About 1,000 patients in hospital hallways on any given day: report
Ontario's special adviser on health care says that on any given day, at least 1,000 people are being treated in hospital hallways. (spotmatik/shutterstock.com)
TORONTO -- On any given day, at least 1,000 people are being treated in Ontario hospital hallways, according to the special adviser on health care, who says "tough decisions" will be required to fix the problem.
The first report from Dr. Rueben Devlin and the premier's council on improving health care says hallway medicine is a significant problem in Ontario.
The next report is set to contain a series of recommendations, but some themes identified in the first document include a greater need for innovation and efficiency to decrease hospital overcrowding.

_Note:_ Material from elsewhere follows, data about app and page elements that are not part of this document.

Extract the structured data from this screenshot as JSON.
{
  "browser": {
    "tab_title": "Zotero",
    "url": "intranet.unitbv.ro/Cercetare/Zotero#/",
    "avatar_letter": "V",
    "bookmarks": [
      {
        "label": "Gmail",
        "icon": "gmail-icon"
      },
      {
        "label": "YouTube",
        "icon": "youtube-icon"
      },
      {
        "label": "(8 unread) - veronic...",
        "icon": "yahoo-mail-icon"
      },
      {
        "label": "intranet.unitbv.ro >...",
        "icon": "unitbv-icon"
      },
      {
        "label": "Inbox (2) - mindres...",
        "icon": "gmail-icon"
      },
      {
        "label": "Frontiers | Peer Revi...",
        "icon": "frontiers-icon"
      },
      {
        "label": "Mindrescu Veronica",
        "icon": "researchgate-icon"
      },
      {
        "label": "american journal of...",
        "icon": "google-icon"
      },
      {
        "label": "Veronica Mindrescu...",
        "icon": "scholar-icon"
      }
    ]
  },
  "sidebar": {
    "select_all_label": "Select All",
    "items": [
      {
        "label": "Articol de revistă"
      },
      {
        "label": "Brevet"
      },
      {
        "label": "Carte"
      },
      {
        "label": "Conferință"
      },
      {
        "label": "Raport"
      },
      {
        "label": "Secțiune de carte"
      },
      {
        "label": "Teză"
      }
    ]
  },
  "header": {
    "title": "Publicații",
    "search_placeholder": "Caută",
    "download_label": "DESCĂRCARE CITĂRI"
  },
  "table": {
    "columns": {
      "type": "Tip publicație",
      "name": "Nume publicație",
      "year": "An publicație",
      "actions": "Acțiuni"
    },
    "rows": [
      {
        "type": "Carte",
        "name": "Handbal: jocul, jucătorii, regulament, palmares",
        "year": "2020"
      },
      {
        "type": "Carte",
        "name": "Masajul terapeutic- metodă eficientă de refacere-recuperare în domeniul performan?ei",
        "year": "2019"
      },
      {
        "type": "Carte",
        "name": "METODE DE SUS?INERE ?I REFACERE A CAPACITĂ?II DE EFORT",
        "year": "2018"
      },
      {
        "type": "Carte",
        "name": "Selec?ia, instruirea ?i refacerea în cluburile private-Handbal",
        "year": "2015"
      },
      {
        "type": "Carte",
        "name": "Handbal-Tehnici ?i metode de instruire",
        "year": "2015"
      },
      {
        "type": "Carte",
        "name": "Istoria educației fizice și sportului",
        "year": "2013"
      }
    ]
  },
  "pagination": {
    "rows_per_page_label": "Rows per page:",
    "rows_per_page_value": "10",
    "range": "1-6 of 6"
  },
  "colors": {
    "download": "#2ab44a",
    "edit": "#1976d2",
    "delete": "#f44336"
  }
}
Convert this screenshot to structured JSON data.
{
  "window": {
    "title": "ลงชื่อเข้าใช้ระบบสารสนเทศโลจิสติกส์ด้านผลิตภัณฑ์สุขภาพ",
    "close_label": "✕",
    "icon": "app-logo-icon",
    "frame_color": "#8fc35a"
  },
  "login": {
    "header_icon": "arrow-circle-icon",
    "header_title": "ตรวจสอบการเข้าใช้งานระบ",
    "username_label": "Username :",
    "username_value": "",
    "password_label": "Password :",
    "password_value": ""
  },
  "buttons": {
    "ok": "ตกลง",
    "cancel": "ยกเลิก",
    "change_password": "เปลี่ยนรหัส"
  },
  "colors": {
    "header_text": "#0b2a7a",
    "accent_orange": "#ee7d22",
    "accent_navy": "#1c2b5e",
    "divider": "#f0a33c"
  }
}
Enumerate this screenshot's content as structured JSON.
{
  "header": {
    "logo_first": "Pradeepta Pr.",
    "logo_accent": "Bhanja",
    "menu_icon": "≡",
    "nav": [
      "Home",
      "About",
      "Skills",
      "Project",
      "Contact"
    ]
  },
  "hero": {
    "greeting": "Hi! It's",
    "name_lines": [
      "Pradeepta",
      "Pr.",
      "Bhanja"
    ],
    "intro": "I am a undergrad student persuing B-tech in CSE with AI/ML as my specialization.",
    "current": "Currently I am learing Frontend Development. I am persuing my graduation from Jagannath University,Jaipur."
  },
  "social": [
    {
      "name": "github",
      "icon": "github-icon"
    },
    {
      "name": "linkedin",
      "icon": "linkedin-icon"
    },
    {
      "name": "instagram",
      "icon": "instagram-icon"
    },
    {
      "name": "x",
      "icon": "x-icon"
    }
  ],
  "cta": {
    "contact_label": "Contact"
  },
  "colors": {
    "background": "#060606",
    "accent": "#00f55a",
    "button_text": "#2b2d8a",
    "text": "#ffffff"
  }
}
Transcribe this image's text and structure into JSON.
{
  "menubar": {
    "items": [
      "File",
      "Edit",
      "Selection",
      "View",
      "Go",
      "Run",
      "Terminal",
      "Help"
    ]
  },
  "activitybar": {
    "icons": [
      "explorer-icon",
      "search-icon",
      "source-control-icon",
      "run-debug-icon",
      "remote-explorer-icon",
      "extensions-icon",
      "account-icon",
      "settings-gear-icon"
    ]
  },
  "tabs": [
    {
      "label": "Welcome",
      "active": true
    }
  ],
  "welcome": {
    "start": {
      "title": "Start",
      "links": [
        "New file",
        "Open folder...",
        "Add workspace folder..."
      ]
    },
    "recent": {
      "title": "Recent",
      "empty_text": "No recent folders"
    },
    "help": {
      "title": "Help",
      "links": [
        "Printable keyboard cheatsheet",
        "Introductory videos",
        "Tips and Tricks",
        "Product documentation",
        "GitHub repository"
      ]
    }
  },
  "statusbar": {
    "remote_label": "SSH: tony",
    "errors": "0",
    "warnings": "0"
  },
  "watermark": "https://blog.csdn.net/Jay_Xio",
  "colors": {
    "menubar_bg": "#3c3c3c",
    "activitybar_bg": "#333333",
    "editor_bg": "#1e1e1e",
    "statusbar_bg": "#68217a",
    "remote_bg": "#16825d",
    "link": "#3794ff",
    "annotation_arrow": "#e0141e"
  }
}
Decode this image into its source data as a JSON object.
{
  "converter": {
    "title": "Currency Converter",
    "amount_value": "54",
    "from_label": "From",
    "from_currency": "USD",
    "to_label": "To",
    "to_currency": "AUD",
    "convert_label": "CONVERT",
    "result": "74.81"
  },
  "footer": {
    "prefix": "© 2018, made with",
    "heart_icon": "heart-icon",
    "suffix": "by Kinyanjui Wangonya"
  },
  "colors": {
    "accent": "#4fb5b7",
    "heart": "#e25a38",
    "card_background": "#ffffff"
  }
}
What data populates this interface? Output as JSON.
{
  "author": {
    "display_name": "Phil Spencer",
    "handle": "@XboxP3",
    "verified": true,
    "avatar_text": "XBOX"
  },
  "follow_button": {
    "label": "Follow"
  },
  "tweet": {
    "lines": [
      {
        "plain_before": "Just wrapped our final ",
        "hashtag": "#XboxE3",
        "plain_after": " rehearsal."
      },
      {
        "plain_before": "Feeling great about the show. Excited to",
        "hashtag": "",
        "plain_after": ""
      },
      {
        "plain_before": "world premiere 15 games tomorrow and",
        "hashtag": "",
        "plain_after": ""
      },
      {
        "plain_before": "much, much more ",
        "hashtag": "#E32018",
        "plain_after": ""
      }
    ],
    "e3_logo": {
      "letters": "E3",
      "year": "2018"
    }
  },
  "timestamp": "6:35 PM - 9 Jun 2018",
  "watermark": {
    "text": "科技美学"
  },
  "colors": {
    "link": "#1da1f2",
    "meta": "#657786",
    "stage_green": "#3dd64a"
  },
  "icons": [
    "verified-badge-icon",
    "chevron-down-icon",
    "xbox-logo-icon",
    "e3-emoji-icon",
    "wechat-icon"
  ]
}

"Tough decisions will be required to address the challenges facing our health-care system, while we continue to champion the health-care professionals already leading great work in our communities," Devlin writes in the report.
Ontario's health-care system can be characterized as decentralized, large and siloed, noting there are 21 health-related government agencies supporting the design and delivery of health care in the province, the report says. Recent media reports have indicated the government is considering shutting down those agencies and folding them into one super agency.
The 21 agencies are not always well-aligned "and there is limited strategic oversight to ensure the efficient and co-ordinated use of resources," the report says.
"The entire health-care system is too complicated to navigate, people are waiting too long to receive care and too often are receiving care in the wrong place; as a result, our hospitals are crowded," the report says.
A government health-care survey found that 41 per cent of people who went to the emergency department could have been treated by their primary care doctor, and just one-third of hospital patients are admitted to an in-patient bed from the ER within the eight-hour target.
"Overcrowding of the emergency department means Ontarians whose care can only be provided in an emergency department are waiting longer to access the health care they need, and are sometimes waiting in unconventional locations -- like hallways," the report says.
The province is not using the beds across the system as effectively as possible, the report says.
One way of measuring use of space is looking at how many people are waiting for care in another setting, and in October, almost 16 per cent of days spent in hospital were by patients waiting for care elsewhere.
The largest proportion of that is people waiting to be transferred to long-term care, the report says, where the average wait time to access a bed is 146 days.
Long-term care homes are at 98 per cent capacity, with roughly 78,910 residents in 627 long-term care homes across the province, the report says.
Another area in which it identifies problems is mental health. About one in three adults who went to the emergency department for mental health or addictions care hadn't previously seen a doctor for their mental illness, the report says.
Even though most mental health issues are best treated in the community, long wait times for that treatment sometimes mean that a patient's condition worsens while they wait and they have no other option than to go to the emergency department, the report says.
Health Minister Christine Elliott thanked the council for the report and said in a statement that the government is committed to creating a health-care system that works for Ontarians.